Energizer: Office Workplace

Sedentary behaviour is defined as “as any waking behaviour characterized by an energy expenditure ≤1.5 METs while in a sitting or reclining posture”.1 As you may have read in one of our previous blogs, sedentary behaviour is increasingly being linked to a number of chronic diseases such as heart disease, type II diabetes and cancer and could lead to a shorter lifespan. Further, meeting the Canadian Physical Activity Guidelines of 150 minutes of moderate – to vigorous-intensity physical activity each week is not enough to reverse or negate the effects of sitting for the majority of the day.2

Of course, not all jobs involve sitting at a desk. Nurses, construction workers, and police on foot patrol or bikes, for example, reap the benefits of physical activity while at work, and as such, decrease their risk of heart disease, stroke, type II diabetes, osteoporosis, depression, and some forms of cancer, and improve their energy levels, self-esteem, cholesterol levels, blood pressure, immune function, weight, sleep habits and overall life expectancy, just to name a few.3 Others, whose jobs involve standing – hair stylists, physiotherapists, bank employees, assembly line workers – will also reap some of these benefits.

Working at a desk, likely the most sedentary of all jobs, requires a bit more effort. But, the news is good! Because, the solution for sitting all day is as simple as standing up! At least once an hour, stand up. It’s that simple. Like, right now … stand up! Now that you’re up, you may want to move around a bit, I’ll wait ….

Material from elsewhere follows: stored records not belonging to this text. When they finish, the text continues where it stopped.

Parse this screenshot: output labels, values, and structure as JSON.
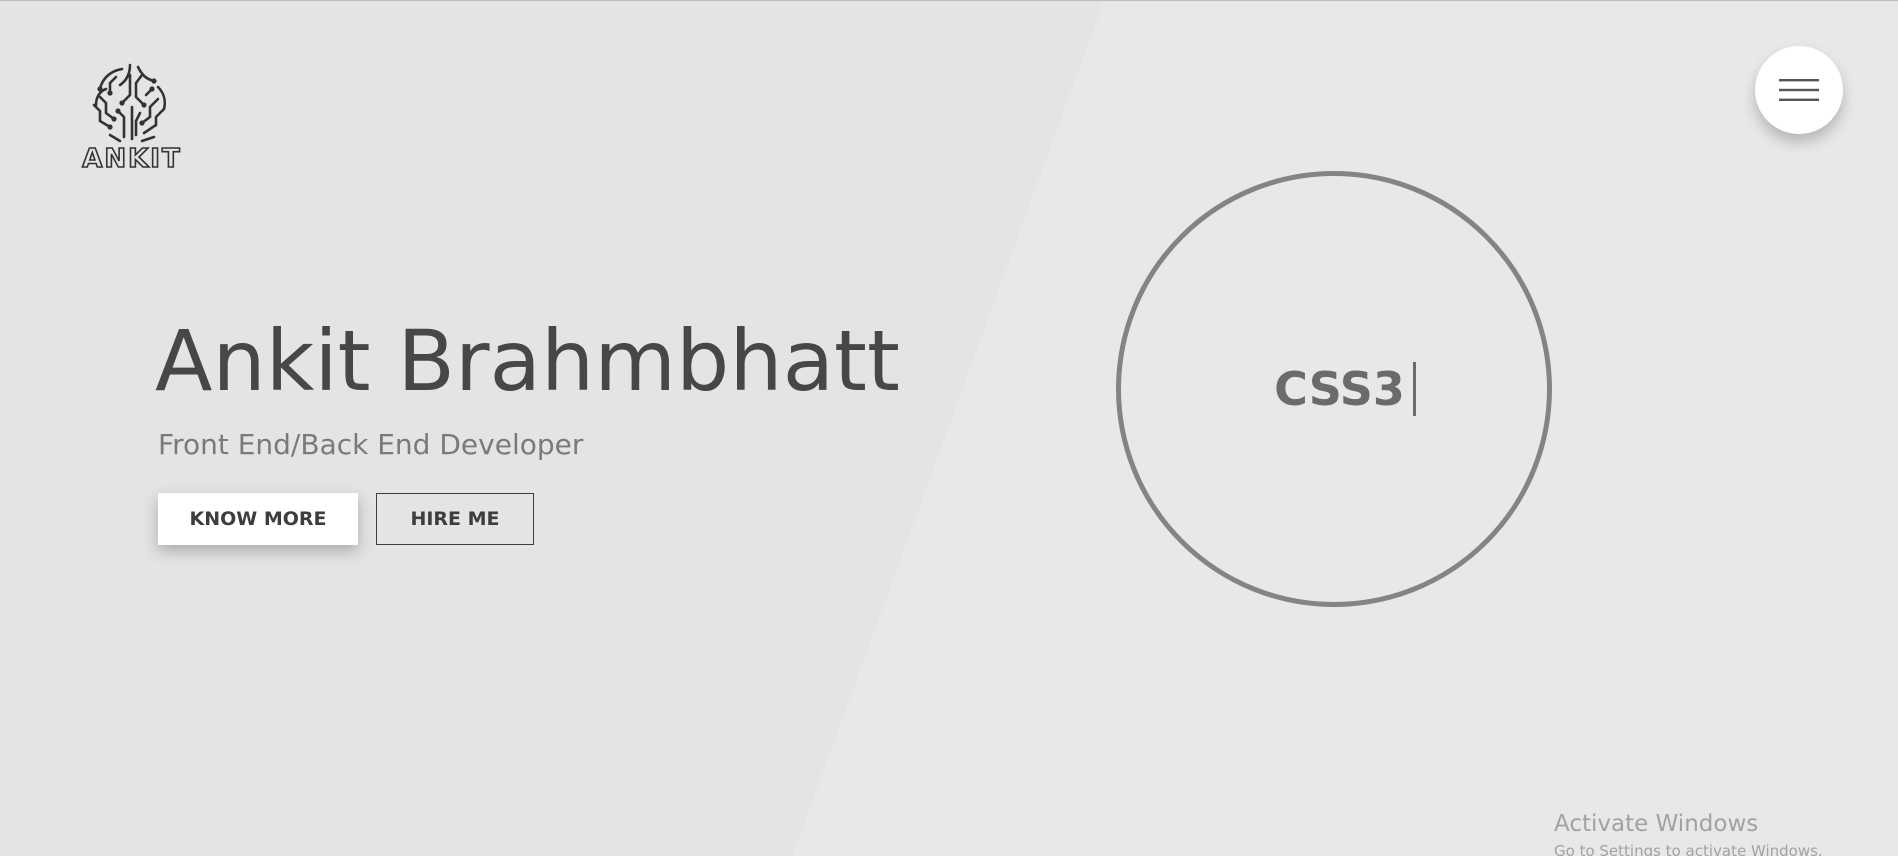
{
  "logo": {
    "text": "ANKIT"
  },
  "menu": {
    "icon": "hamburger-menu-icon"
  },
  "hero": {
    "name": "Ankit Brahmbhatt",
    "role": "Front End/Back End Developer",
    "buttons": {
      "know_more": "KNOW MORE",
      "hire_me": "HIRE ME"
    }
  },
  "skill_circle": {
    "typed_text": "CSS3"
  },
  "watermark": {
    "title": "Activate Windows",
    "subtitle": "Go to Settings to activate Windows."
  },
  "colors": {
    "background": "#e8e8e8",
    "text_dark": "#474747",
    "text_muted": "#7a7a7a",
    "circle_border": "#848484"
  }
}
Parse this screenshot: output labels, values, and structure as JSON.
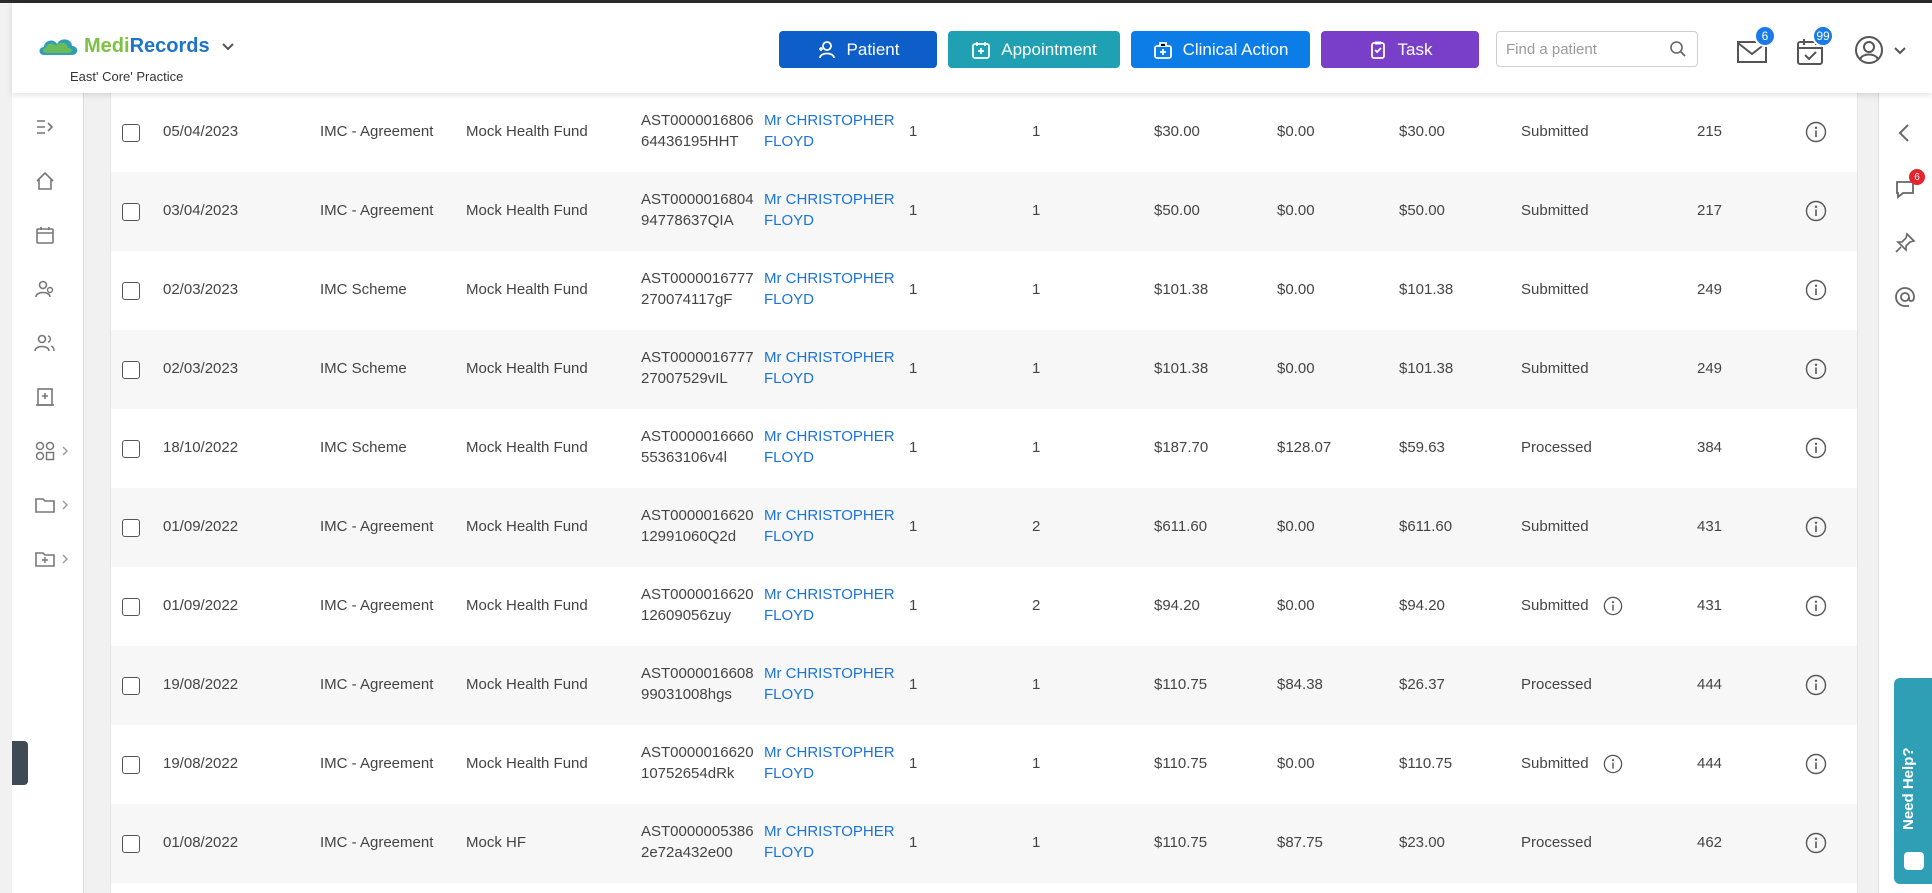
{
  "app": {
    "brand_part1": "Medi",
    "brand_part2": "Records",
    "practice": "East' Core' Practice"
  },
  "header": {
    "buttons": {
      "patient": "Patient",
      "appointment": "Appointment",
      "clinical_action": "Clinical Action",
      "task": "Task"
    },
    "search_placeholder": "Find a patient",
    "mail_badge": "6",
    "tasks_badge": "99"
  },
  "right_sidebar": {
    "chat_badge": "6",
    "help_label": "Need Help?"
  },
  "colors": {
    "patient": "#0d5ec9",
    "appointment": "#1fa0b3",
    "clinical_action": "#0c7ce6",
    "task": "#7a3fc9",
    "link": "#1a73d9",
    "help": "#2f9fb6"
  },
  "left_sidebar_icons": [
    "collapse-icon",
    "home-icon",
    "calendar-icon",
    "patients-icon",
    "contacts-icon",
    "clinic-icon",
    "modules-icon",
    "folder-icon",
    "folder-add-icon"
  ],
  "rows": [
    {
      "date": "05/04/2023",
      "type": "IMC - Agreement",
      "fund": "Mock Health Fund",
      "ref1": "AST0000016806",
      "ref2": "64436195HHT",
      "patient1": "Mr CHRISTOPHER",
      "patient2": "FLOYD",
      "n1": "1",
      "n2": "1",
      "amount": "$30.00",
      "paid": "$0.00",
      "balance": "$30.00",
      "status": "Submitted",
      "status_info": false,
      "days": "215"
    },
    {
      "date": "03/04/2023",
      "type": "IMC - Agreement",
      "fund": "Mock Health Fund",
      "ref1": "AST0000016804",
      "ref2": "94778637QIA",
      "patient1": "Mr CHRISTOPHER",
      "patient2": "FLOYD",
      "n1": "1",
      "n2": "1",
      "amount": "$50.00",
      "paid": "$0.00",
      "balance": "$50.00",
      "status": "Submitted",
      "status_info": false,
      "days": "217"
    },
    {
      "date": "02/03/2023",
      "type": "IMC Scheme",
      "fund": "Mock Health Fund",
      "ref1": "AST0000016777",
      "ref2": "270074117gF",
      "patient1": "Mr CHRISTOPHER",
      "patient2": "FLOYD",
      "n1": "1",
      "n2": "1",
      "amount": "$101.38",
      "paid": "$0.00",
      "balance": "$101.38",
      "status": "Submitted",
      "status_info": false,
      "days": "249"
    },
    {
      "date": "02/03/2023",
      "type": "IMC Scheme",
      "fund": "Mock Health Fund",
      "ref1": "AST0000016777",
      "ref2": "27007529vIL",
      "patient1": "Mr CHRISTOPHER",
      "patient2": "FLOYD",
      "n1": "1",
      "n2": "1",
      "amount": "$101.38",
      "paid": "$0.00",
      "balance": "$101.38",
      "status": "Submitted",
      "status_info": false,
      "days": "249"
    },
    {
      "date": "18/10/2022",
      "type": "IMC Scheme",
      "fund": "Mock Health Fund",
      "ref1": "AST0000016660",
      "ref2": "55363106v4l",
      "patient1": "Mr CHRISTOPHER",
      "patient2": "FLOYD",
      "n1": "1",
      "n2": "1",
      "amount": "$187.70",
      "paid": "$128.07",
      "balance": "$59.63",
      "status": "Processed",
      "status_info": false,
      "days": "384"
    },
    {
      "date": "01/09/2022",
      "type": "IMC - Agreement",
      "fund": "Mock Health Fund",
      "ref1": "AST0000016620",
      "ref2": "12991060Q2d",
      "patient1": "Mr CHRISTOPHER",
      "patient2": "FLOYD",
      "n1": "1",
      "n2": "2",
      "amount": "$611.60",
      "paid": "$0.00",
      "balance": "$611.60",
      "status": "Submitted",
      "status_info": false,
      "days": "431"
    },
    {
      "date": "01/09/2022",
      "type": "IMC - Agreement",
      "fund": "Mock Health Fund",
      "ref1": "AST0000016620",
      "ref2": "12609056zuy",
      "patient1": "Mr CHRISTOPHER",
      "patient2": "FLOYD",
      "n1": "1",
      "n2": "2",
      "amount": "$94.20",
      "paid": "$0.00",
      "balance": "$94.20",
      "status": "Submitted",
      "status_info": true,
      "days": "431"
    },
    {
      "date": "19/08/2022",
      "type": "IMC - Agreement",
      "fund": "Mock Health Fund",
      "ref1": "AST0000016608",
      "ref2": "99031008hgs",
      "patient1": "Mr CHRISTOPHER",
      "patient2": "FLOYD",
      "n1": "1",
      "n2": "1",
      "amount": "$110.75",
      "paid": "$84.38",
      "balance": "$26.37",
      "status": "Processed",
      "status_info": false,
      "days": "444"
    },
    {
      "date": "19/08/2022",
      "type": "IMC - Agreement",
      "fund": "Mock Health Fund",
      "ref1": "AST0000016620",
      "ref2": "10752654dRk",
      "patient1": "Mr CHRISTOPHER",
      "patient2": "FLOYD",
      "n1": "1",
      "n2": "1",
      "amount": "$110.75",
      "paid": "$0.00",
      "balance": "$110.75",
      "status": "Submitted",
      "status_info": true,
      "days": "444"
    },
    {
      "date": "01/08/2022",
      "type": "IMC - Agreement",
      "fund": "Mock HF",
      "ref1": "AST0000005386",
      "ref2": "2e72a432e00",
      "patient1": "Mr CHRISTOPHER",
      "patient2": "FLOYD",
      "n1": "1",
      "n2": "1",
      "amount": "$110.75",
      "paid": "$87.75",
      "balance": "$23.00",
      "status": "Processed",
      "status_info": false,
      "days": "462"
    }
  ]
}
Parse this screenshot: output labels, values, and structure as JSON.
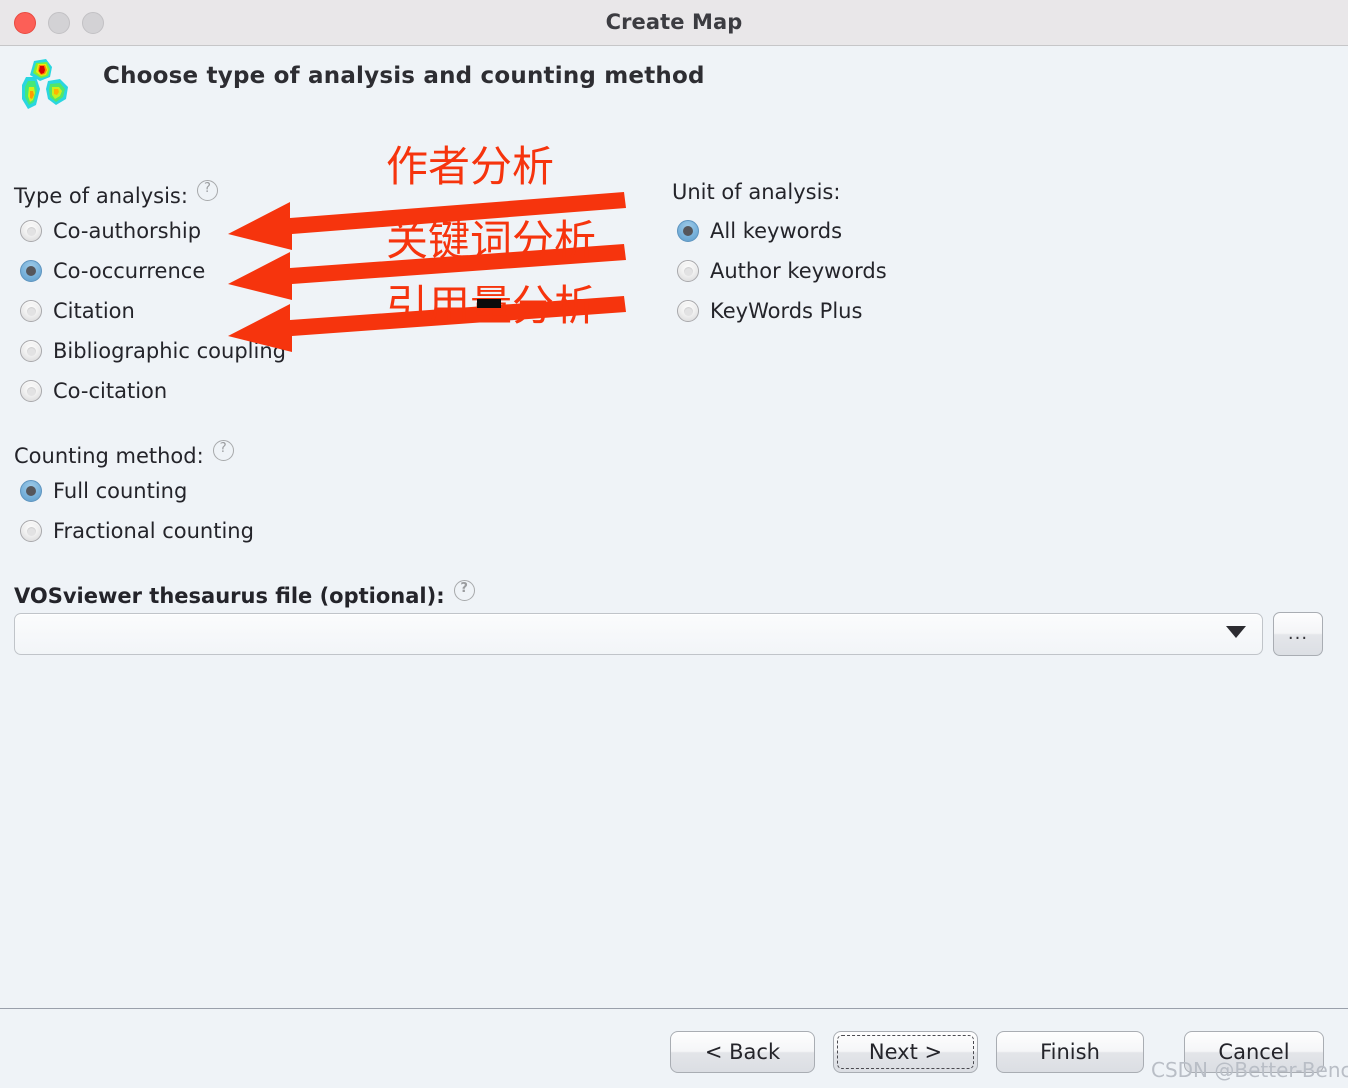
{
  "window": {
    "title": "Create Map",
    "controls": [
      "close-button",
      "minimize-button",
      "maximize-button"
    ]
  },
  "header": {
    "title": "Choose type of analysis and counting method",
    "logo": "vosviewer-heatmap-logo"
  },
  "type_of_analysis": {
    "label": "Type of analysis:",
    "help": "?",
    "options": [
      {
        "label": "Co-authorship",
        "selected": false
      },
      {
        "label": "Co-occurrence",
        "selected": true
      },
      {
        "label": "Citation",
        "selected": false
      },
      {
        "label": "Bibliographic coupling",
        "selected": false
      },
      {
        "label": "Co-citation",
        "selected": false
      }
    ]
  },
  "unit_of_analysis": {
    "label": "Unit of analysis:",
    "options": [
      {
        "label": "All keywords",
        "selected": true
      },
      {
        "label": "Author keywords",
        "selected": false
      },
      {
        "label": "KeyWords Plus",
        "selected": false
      }
    ]
  },
  "counting_method": {
    "label": "Counting method:",
    "help": "?",
    "options": [
      {
        "label": "Full counting",
        "selected": true
      },
      {
        "label": "Fractional counting",
        "selected": false
      }
    ]
  },
  "thesaurus": {
    "label": "VOSviewer thesaurus file (optional):",
    "help": "?",
    "value": "",
    "placeholder": "",
    "browse_label": "...",
    "dropdown_icon": "chevron-down-icon"
  },
  "buttons": {
    "back": "< Back",
    "next": "Next >",
    "finish": "Finish",
    "cancel": "Cancel"
  },
  "annotations": {
    "color": "#f6340d",
    "items": [
      {
        "text": "作者分析",
        "meaning": "author-analysis"
      },
      {
        "text": "关键词分析",
        "meaning": "keyword-analysis"
      },
      {
        "text": "引用量分析",
        "meaning": "citation-count-analysis"
      }
    ]
  },
  "watermark": "CSDN @Better-Bench"
}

Now that you’re back (and you can keep standing to read on), consider how to get your colleagues up and active. A number of ideas come to mind including having standing and walking meetings, challenging people to take the stairs in office buildings, running a walking club (or should that be walking a walking club?), or offering classes, such as yoga, Zumba or Pilates. Another simple and fun way to get people more active is encouraging staff to participate in an energizer each day.

Energizer: Active Office Circuit


The equipment required will vary based on how you design your circuit. The circuit below requires no equipment, but sneakers are recommended. Encourage employees to keep a pair under their desks for this energizer and other opportunities to be active at work.

Get Moving:

The circuit could be led by one person with everyone participating at the same time or the circuit can be sent ahead of time to each of the employees so that they can do it in small groups, business teams, at different locations or on their own when they identify their need for a break.

  1. Warm up: Stand up from your desk and start marching on the spot. Pump your arms.
  2. Get your heart pumping: Walk or wheel, briskly, around the office. If office space is small, stay at your desk and stand up/sit down for one minute continuously.
  3. “Stair Master”: If your office has stairs, challenge yourself by walking up and down a few flights of stairs before returning to your office area.
  4. Flex your muscle: Once back in your office area, find a wall and do 10 wall push ups. Then, using the wall for support, try a wall sit – build up your leg strength and keep trying to increase the amount of time.
  5. Chair position: Find a stable chair (one without wheels) and do Triceps dips: hold the arms of the chair (or put them on the seat) and dip down to the floor without having your seat touch the floor.
  6. Where there is space, do a plank. Again, start with what you can do and continue to challenge yourself to maintain the plank for a longer period each time.
  7. Cool down: Go for a slow stroll back around the office
  8. Stretch it out: Finish with a few stretches, including your neck and lower back. See Stretching exercises for the office: https://www.mcgill.ca/hr/files/hr/stretching_in_the_office-1.pdf


For people using a wheelchair, warm-up using arm exercises and continue wheeling while others are climbing stairs. Another activity is to pull yourself towards and away from your desk continuously for one minute, using your arms. In place of wall exercises, use weights or other weighted objects found at your workplace.

Getting active at work helps employees feel more energetic, productive and creative. It helps increase fitness levels and strength that can help lower injuries on the job. And, employees who feel that their health and well-being are a priority for their company, are more satisfied with their workplace.4 Getting active at work can be as simple as setting aside some time during breaks and/or lunch to go for a walk, using the stairs instead of the elevator and using active or public transportation to and from work. And don’t forget, you can always take a stand for more health benefits!

1Sedentary Behaviour Research Network, 2012. Standardized use of the terms “sedentary” and “sedentary behaviours”. Appl. Physiol. Nutr. Metab. 37: 540–542, 2012. www.sedentarybehaviour.org/wp-content/uploads/2012/05/Letter-APNM-2012.pdf


3Warburton, D.E.R., Crystal Whitney Nicol, and Shannon S.D. Bredin. Health Benefits of Physical Activity: The Evidence. Canadian Medical Association Journal 174, no. 6 (2006): 801–9.

4Tower Watson’s 2013/2014 Staying@Work Survey as cited in Chénier, Louise. Moving Ahead: Workplace Interventions to Reduce Physical Inactivity and Sedentary Behaviour. Ottawa: The Conference Board of Canada, 2015.